NICE (The National Institute for Health and Care Excellence) was established in 1999 with a purpose of publishing clinical guidelines in the UK, which are evidence-based recommendations on a wide range of topics, from preventing and managing specific medical conditions to better planning in order to improve the health of communities.
NICE guidelines also regulate the use of health technologies and technology appraisal within the UK national health services, including new pharmaceutical products, new procedures, devices and diagnostic agents, and their clinical and cost effectiveness.
Other areas NICE guidelines cover are guidelines for clinical practice, i.e. guidance on the appropriate treatment and care of people with specific diseases and conditions; guidelines aimed at public sector workers on health promotion and those made for social care services and users; and diagnostic assessment guidelines, which evaluates complex and costly diagnostics.
All these guidelines are available on NICE website, as well as in different publications and journal articles.
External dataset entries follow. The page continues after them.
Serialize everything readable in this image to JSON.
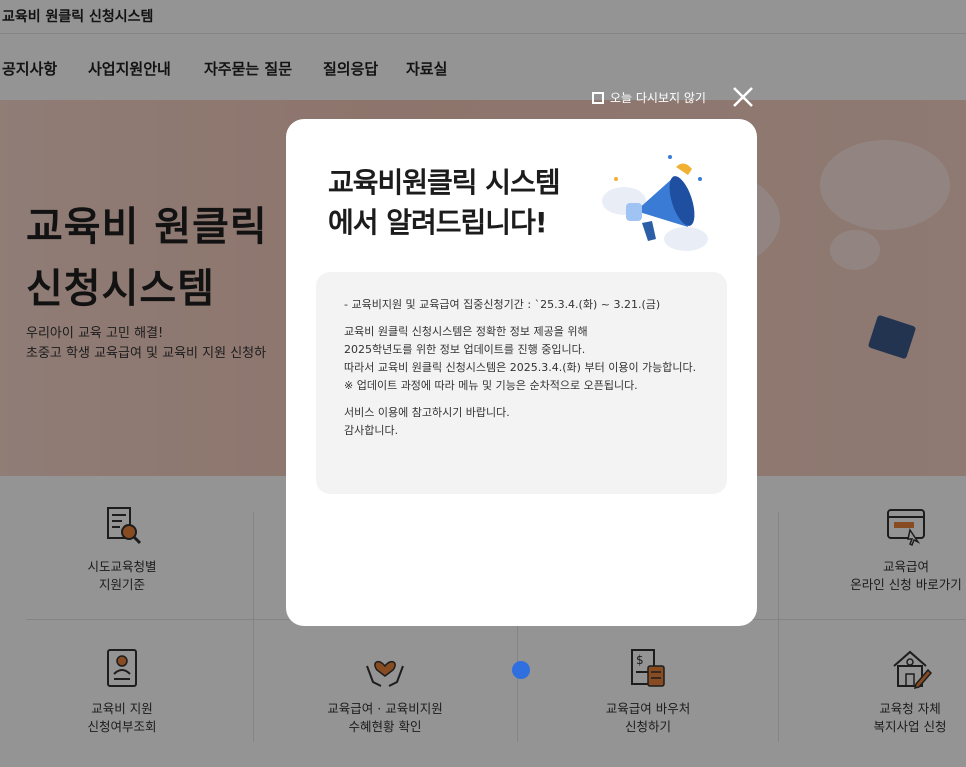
{
  "header": {
    "site_title": "교육비 원클릭 신청시스템",
    "nav": [
      "공지사항",
      "사업지원안내",
      "자주묻는 질문",
      "질의응답",
      "자료실"
    ]
  },
  "hero": {
    "title_line1": "교육비 원클릭",
    "title_line2": "신청시스템",
    "sub1": "우리아이 교육 고민 해결!",
    "sub2": "초중고 학생 교육급여 및 교육비 지원 신청하"
  },
  "quick_menu": {
    "row1": [
      {
        "line1": "시도교육청별",
        "line2": "지원기준",
        "icon": "document-search-icon"
      },
      {
        "line1": "교육급여",
        "line2": "온라인 신청 바로가기",
        "icon": "web-click-icon"
      }
    ],
    "row2": [
      {
        "line1": "교육비 지원",
        "line2": "신청여부조회",
        "icon": "check-person-icon"
      },
      {
        "line1": "교육급여 · 교육비지원",
        "line2": "수혜현황 확인",
        "icon": "hands-heart-icon"
      },
      {
        "line1": "교육급여 바우처",
        "line2": "신청하기",
        "icon": "bill-calculator-icon"
      },
      {
        "line1": "교육청 자체",
        "line2": "복지사업 신청",
        "icon": "house-pen-icon"
      }
    ]
  },
  "popup": {
    "not_today_label": "오늘 다시보지 않기",
    "heading_line1": "교육비원클릭 시스템",
    "heading_line2": "에서 알려드립니다!",
    "notice": {
      "period": "- 교육비지원 및 교육급여 집중신청기간 : `25.3.4.(화) ~ 3.21.(금)",
      "p1_l1": "교육비 원클릭 신청시스템은 정확한 정보 제공을 위해",
      "p1_l2": "2025학년도를 위한 정보 업데이트를 진행 중입니다.",
      "p1_l3": "따라서 교육비 원클릭 신청시스템은 2025.3.4.(화) 부터 이용이 가능합니다.",
      "p1_l4": "※ 업데이트 과정에 따라 메뉴 및 기능은 순차적으로 오픈됩니다.",
      "p2_l1": "서비스 이용에 참고하시기 바랍니다.",
      "p2_l2": "감사합니다."
    }
  },
  "colors": {
    "hero_bg": "#f3c9ba",
    "accent_dot": "#2f6fe0",
    "icon_orange": "#e8833a"
  }
}
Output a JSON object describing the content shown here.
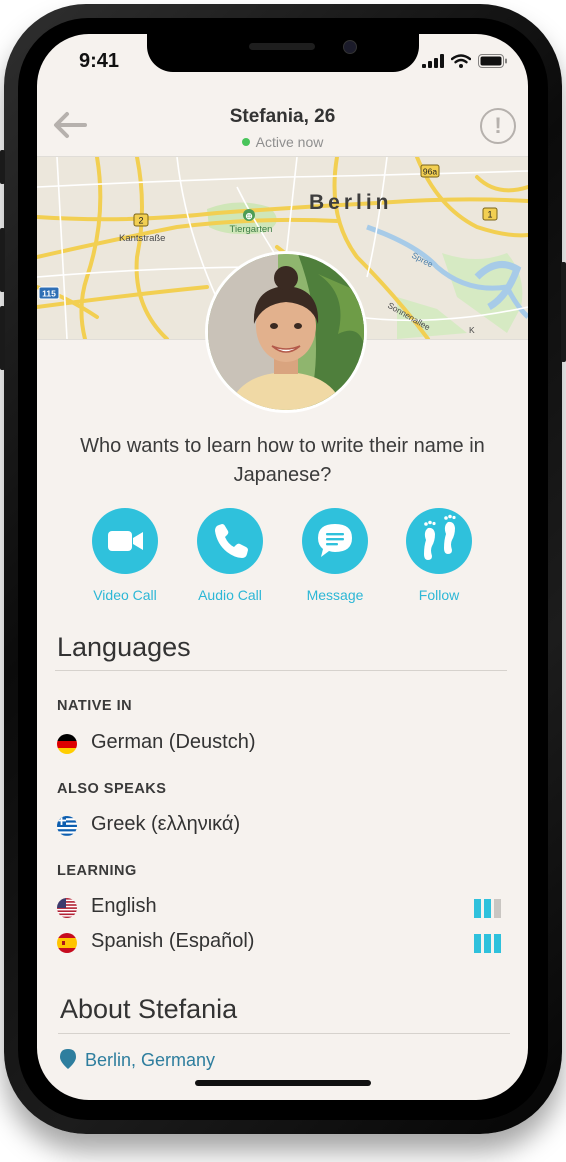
{
  "status_bar": {
    "time": "9:41"
  },
  "header": {
    "title": "Stefania, 26",
    "status": "Active now",
    "status_color": "#48c45a",
    "back_icon": "arrow-left-icon",
    "report_icon": "exclamation-circle-icon",
    "report_label": "!"
  },
  "map": {
    "city_label": "Berlin",
    "labels": [
      "Tiergarten",
      "Kantstraße",
      "Spree",
      "Sonnenallee",
      "K"
    ],
    "road_markers": [
      "2",
      "96a",
      "1",
      "115"
    ]
  },
  "profile": {
    "bio": "Who wants to learn how to write their name in Japanese?"
  },
  "actions": [
    {
      "label": "Video Call",
      "icon": "video-camera-icon"
    },
    {
      "label": "Audio Call",
      "icon": "phone-icon"
    },
    {
      "label": "Message",
      "icon": "chat-bubble-icon"
    },
    {
      "label": "Follow",
      "icon": "footprints-icon"
    }
  ],
  "accent_color": "#2fc1dc",
  "languages": {
    "title": "Languages",
    "native_heading": "NATIVE IN",
    "native": [
      {
        "name": "German (Deustch)",
        "flag": "germany-flag-icon"
      }
    ],
    "also_heading": "ALSO SPEAKS",
    "also": [
      {
        "name": "Greek (ελληνικά)",
        "flag": "greece-flag-icon"
      }
    ],
    "learning_heading": "LEARNING",
    "learning": [
      {
        "name": "English",
        "flag": "usa-flag-icon",
        "level": 2,
        "max_level": 3
      },
      {
        "name": "Spanish (Español)",
        "flag": "spain-flag-icon",
        "level": 3,
        "max_level": 3
      }
    ]
  },
  "about": {
    "title": "About Stefania",
    "location": "Berlin, Germany",
    "location_icon": "map-pin-icon"
  }
}
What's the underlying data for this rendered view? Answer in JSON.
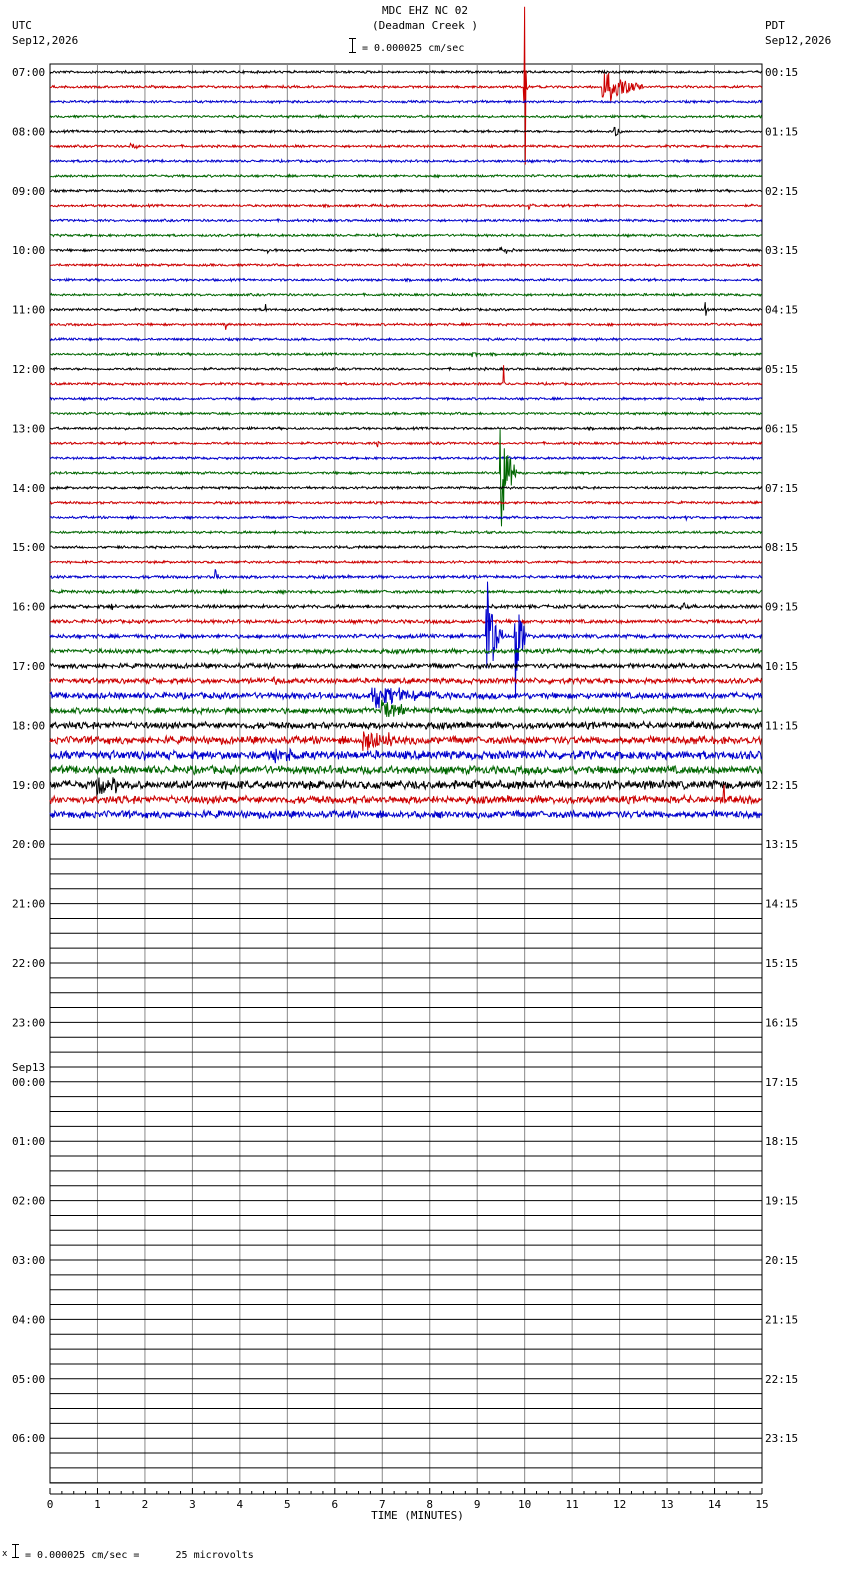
{
  "header": {
    "title": "MDC EHZ NC 02",
    "subtitle": "(Deadman Creek )",
    "scale_label": "= 0.000025 cm/sec",
    "left_tz": "UTC",
    "left_date": "Sep12,2026",
    "right_tz": "PDT",
    "right_date": "Sep12,2026"
  },
  "footer": {
    "scale_note": "= 0.000025 cm/sec =      25 microvolts",
    "corner_mark": "x"
  },
  "chart_data": {
    "type": "line",
    "title": "MDC EHZ NC 02",
    "subtitle": "(Deadman Creek )",
    "xlabel": "TIME (MINUTES)",
    "ylabel": "",
    "xlim": [
      0,
      15
    ],
    "x_ticks": [
      "0",
      "1",
      "2",
      "3",
      "4",
      "5",
      "6",
      "7",
      "8",
      "9",
      "10",
      "11",
      "12",
      "13",
      "14",
      "15"
    ],
    "trace_minutes": 15,
    "traces_per_hour": 4,
    "total_traces": 96,
    "recorded_traces": 51,
    "trace_colors": [
      "#000000",
      "#cc0000",
      "#0000cc",
      "#006600"
    ],
    "grid": true,
    "left_labels": [
      {
        "trace": 0,
        "text": "07:00"
      },
      {
        "trace": 4,
        "text": "08:00"
      },
      {
        "trace": 8,
        "text": "09:00"
      },
      {
        "trace": 12,
        "text": "10:00"
      },
      {
        "trace": 16,
        "text": "11:00"
      },
      {
        "trace": 20,
        "text": "12:00"
      },
      {
        "trace": 24,
        "text": "13:00"
      },
      {
        "trace": 28,
        "text": "14:00"
      },
      {
        "trace": 32,
        "text": "15:00"
      },
      {
        "trace": 36,
        "text": "16:00"
      },
      {
        "trace": 40,
        "text": "17:00"
      },
      {
        "trace": 44,
        "text": "18:00"
      },
      {
        "trace": 48,
        "text": "19:00"
      },
      {
        "trace": 52,
        "text": "20:00"
      },
      {
        "trace": 56,
        "text": "21:00"
      },
      {
        "trace": 60,
        "text": "22:00"
      },
      {
        "trace": 64,
        "text": "23:00"
      },
      {
        "trace": 68,
        "text": "00:00",
        "date": "Sep13"
      },
      {
        "trace": 72,
        "text": "01:00"
      },
      {
        "trace": 76,
        "text": "02:00"
      },
      {
        "trace": 80,
        "text": "03:00"
      },
      {
        "trace": 84,
        "text": "04:00"
      },
      {
        "trace": 88,
        "text": "05:00"
      },
      {
        "trace": 92,
        "text": "06:00"
      }
    ],
    "right_labels": [
      {
        "trace": 0,
        "text": "00:15"
      },
      {
        "trace": 4,
        "text": "01:15"
      },
      {
        "trace": 8,
        "text": "02:15"
      },
      {
        "trace": 12,
        "text": "03:15"
      },
      {
        "trace": 16,
        "text": "04:15"
      },
      {
        "trace": 20,
        "text": "05:15"
      },
      {
        "trace": 24,
        "text": "06:15"
      },
      {
        "trace": 28,
        "text": "07:15"
      },
      {
        "trace": 32,
        "text": "08:15"
      },
      {
        "trace": 36,
        "text": "09:15"
      },
      {
        "trace": 40,
        "text": "10:15"
      },
      {
        "trace": 44,
        "text": "11:15"
      },
      {
        "trace": 48,
        "text": "12:15"
      },
      {
        "trace": 52,
        "text": "13:15"
      },
      {
        "trace": 56,
        "text": "14:15"
      },
      {
        "trace": 60,
        "text": "15:15"
      },
      {
        "trace": 64,
        "text": "16:15"
      },
      {
        "trace": 68,
        "text": "17:15"
      },
      {
        "trace": 72,
        "text": "18:15"
      },
      {
        "trace": 76,
        "text": "19:15"
      },
      {
        "trace": 80,
        "text": "20:15"
      },
      {
        "trace": 84,
        "text": "21:15"
      },
      {
        "trace": 88,
        "text": "22:15"
      },
      {
        "trace": 92,
        "text": "23:15"
      }
    ],
    "noise_by_trace": [
      1,
      1,
      1,
      1,
      1,
      1,
      1,
      1,
      1,
      1,
      1,
      1,
      1,
      1,
      1,
      1,
      1,
      1,
      1,
      1,
      1,
      1,
      1,
      1,
      1,
      1,
      1,
      1,
      1,
      1,
      1,
      1,
      1,
      1,
      1.2,
      1.3,
      1.4,
      1.5,
      1.6,
      1.8,
      2,
      2.2,
      2.6,
      2.4,
      2.8,
      3.2,
      3.6,
      3.4,
      3.6,
      3.2,
      3
    ],
    "events": [
      {
        "trace": 1,
        "minute": 11.65,
        "amp": 22,
        "dur": 0.8
      },
      {
        "trace": 3,
        "minute": 5.7,
        "amp": 40,
        "dur": 0.05
      },
      {
        "trace": 4,
        "minute": 11.9,
        "amp": 7,
        "dur": 0.2
      },
      {
        "trace": 5,
        "minute": 1.7,
        "amp": 4,
        "dur": 0.3
      },
      {
        "trace": 1,
        "minute": 10.0,
        "amp": 260,
        "dur": 0.03
      },
      {
        "trace": 9,
        "minute": 10.1,
        "amp": 8,
        "dur": 0.1
      },
      {
        "trace": 12,
        "minute": 4.6,
        "amp": 7,
        "dur": 0.05
      },
      {
        "trace": 12,
        "minute": 9.5,
        "amp": 4,
        "dur": 0.4
      },
      {
        "trace": 16,
        "minute": 4.55,
        "amp": 18,
        "dur": 0.05
      },
      {
        "trace": 16,
        "minute": 13.8,
        "amp": 36,
        "dur": 0.05
      },
      {
        "trace": 17,
        "minute": 3.7,
        "amp": 7,
        "dur": 0.05
      },
      {
        "trace": 19,
        "minute": 8.9,
        "amp": 4,
        "dur": 0.2
      },
      {
        "trace": 21,
        "minute": 9.55,
        "amp": 38,
        "dur": 0.05
      },
      {
        "trace": 25,
        "minute": 6.9,
        "amp": 10,
        "dur": 0.05
      },
      {
        "trace": 27,
        "minute": 9.5,
        "amp": 60,
        "dur": 0.3
      },
      {
        "trace": 30,
        "minute": 13.4,
        "amp": 5,
        "dur": 0.05
      },
      {
        "trace": 34,
        "minute": 3.5,
        "amp": 9,
        "dur": 0.1
      },
      {
        "trace": 36,
        "minute": 1.3,
        "amp": 10,
        "dur": 0.05
      },
      {
        "trace": 36,
        "minute": 13.3,
        "amp": 5,
        "dur": 0.3
      },
      {
        "trace": 38,
        "minute": 9.2,
        "amp": 70,
        "dur": 0.3
      },
      {
        "trace": 38,
        "minute": 9.8,
        "amp": 80,
        "dur": 0.2
      },
      {
        "trace": 41,
        "minute": 4.7,
        "amp": 10,
        "dur": 0.1
      },
      {
        "trace": 42,
        "minute": 6.8,
        "amp": 14,
        "dur": 1.4
      },
      {
        "trace": 43,
        "minute": 7.0,
        "amp": 16,
        "dur": 0.6
      },
      {
        "trace": 45,
        "minute": 6.6,
        "amp": 14,
        "dur": 1.0
      },
      {
        "trace": 46,
        "minute": 4.7,
        "amp": 10,
        "dur": 0.5
      },
      {
        "trace": 48,
        "minute": 1.0,
        "amp": 12,
        "dur": 0.8
      },
      {
        "trace": 49,
        "minute": 14.2,
        "amp": 30,
        "dur": 0.05
      }
    ]
  }
}
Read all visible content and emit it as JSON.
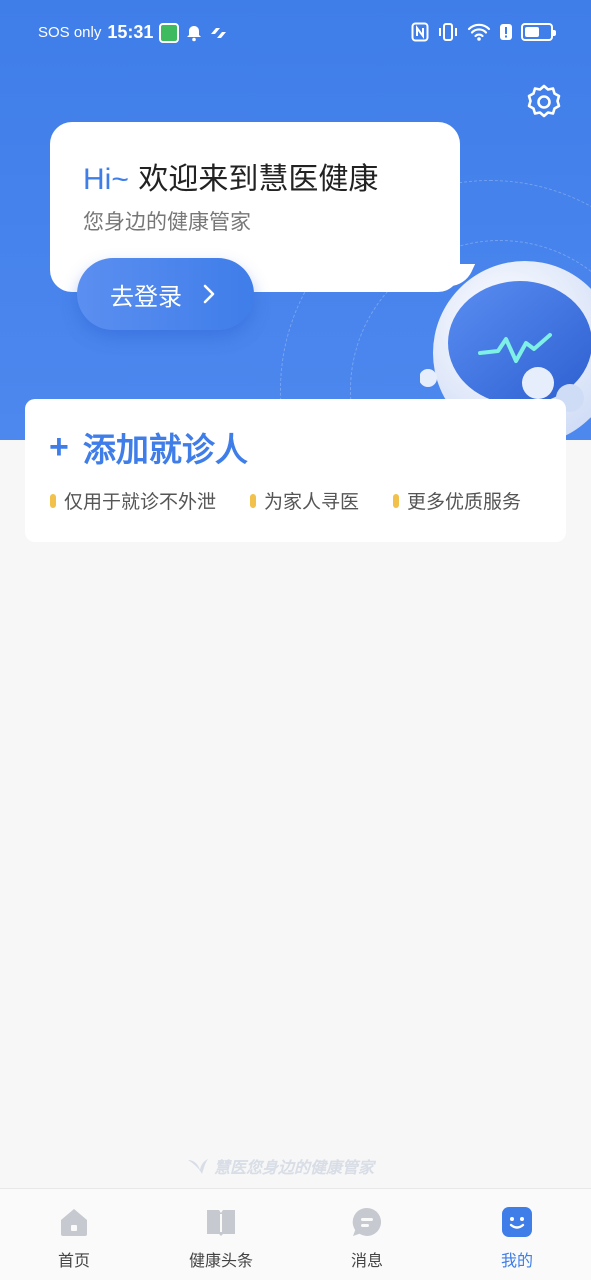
{
  "status_bar": {
    "carrier": "SOS only",
    "time": "15:31",
    "battery_level": 0.6
  },
  "header": {
    "greeting_hi": "Hi~",
    "greeting_text": "欢迎来到慧医健康",
    "subtitle": "您身边的健康管家",
    "login_label": "去登录"
  },
  "card": {
    "add_label": "添加就诊人",
    "features": [
      "仅用于就诊不外泄",
      "为家人寻医",
      "更多优质服务"
    ]
  },
  "watermark": "慧医您身边的健康管家",
  "tabbar": {
    "items": [
      {
        "label": "首页",
        "icon": "home-icon"
      },
      {
        "label": "健康头条",
        "icon": "book-icon"
      },
      {
        "label": "消息",
        "icon": "message-icon"
      },
      {
        "label": "我的",
        "icon": "profile-icon"
      }
    ],
    "active_index": 3
  },
  "colors": {
    "primary": "#3f7de9",
    "accent_dot": "#f2c14c",
    "background": "#f7f7f7"
  }
}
Couple of years ago NICE also made a free mobile app for iOS and Android devices, as well as for Windows 8 PCs and tablets. This app allows medical workers and students a quick and easy access to more than 760 topics and guidelines, as well as thousands of individual chapters.
The substantial content is organized by public health topics and by type. You'll see both options once you started the app. The home screen also consists of three more tabs: new/updated guidance, bookmarks and history.
If you find it hard to browse through all the content this way, you can always use an in-app search function to quickly access specific guidelines of your interest.
Tapping on each option, whether it's by topic or type, expands the menu to more submenus, each having its own categories, sub-categories and topics. And that's really an impressive part of this app. You'll have an access to lots of high-quality evidence-based material on the go.
If you choose to browse by topic, the first option is Conditions and diseases, which basically lists all NICE clinical guidelines alphabetically, from blood and immune system conditions, cancer, cardiovascular conditions, to skin and urological conditions. Tapping on each of these conditions opens either guidelines for that condition or subcategories within the condition (for example different types of cancer). Some guidelines will repeat, depending on if they belong to two or more categories (for example renal cancer will be listed in both cancer and kidney conditions categories).
Other topics include health protection (covering the scope of communicable disease, drug misuse and environment), lifestyle and wellbeing, population groups (ethnicity, age, socio-economic status, etc.), different medical services (including delivery, organizational and staffing) and settings, which covers health topics based different settings, such as homes, schools, workplaces, transport, prisons, etc.
Browsing by type offers more familiar NICE setup, listing guidelines for different areas we mentioned previously, i.e. clinical and diagnostic guidelines, highly specialized technologies and technology appraisals, procedures guidelines, public health and social care guidelines, etc.
Once you have chosen a guideline you'll see various recommendations, treatment suggestions, the procedure steps, clinical and cost considerations, and many other steps, which all depend on type of the guideline. Information provided within the guidelines is written in detail and supported by a lot of reference material.
There's no multimedia, meaning that the app is mostly textual based, with a couple of tables supporting the information, but that's not a problem. Purpose of the app is to provide as much textual information as possible. Besides, the app is designed really well, so you won't have trouble finding what you're looking for.
Navigation is easy. There are forward and back arrows at the bottom of each page, allowing you to browse through guidelines chapters easily or to get back to previous screen or exit the guidance and return to home page. Each guideline can be bookmarked, and accessed later via Bookmarks tab on the home screen. You can also access recently viewed guidelines, also from a main screen using View history tab.
The NICE Guidance app is fast and responsive with well designed, modern interface. Search option works well and with accuracy, so you can find specific guidelines quickly, and avoid browsing through a vast amount of information.
The lack of personalization is what we disliked about this app. Users have not option to make their own 'version' of the app, except for the bookmarks, but there is no option to sort them by topic or type, hence no personalization.
Another thing is lack of share or print options, or ability to copy certain guidelines or parts of the text. Having these options for building a 'quick reference' base or sharing info with colleagues would be very useful. But, the app can be used offline, so this isn't much of a downside.
Also, once installed and started, the app will begin downloading all material automatically, which may cost you money if you're pay for you mobile data usage. Since this is done without warning or giving users a choice, this is a huge drawback. Be sure to turn off the mobile internet and turn on the wireless connection for free download.
Overall, NICE Guidance app is a must-have resource. Despite it's been made for UK medical workers, clinicians, nurses or medical students worldwide may find it very useful, as pocket guidance tool.
Benefit: All UK based clinicians and students may find this app useful to easily access NICE guidelines on their mobile device. App can also be useful to other medical providers worldwide, as a valuable comparison diagnostic and management tool.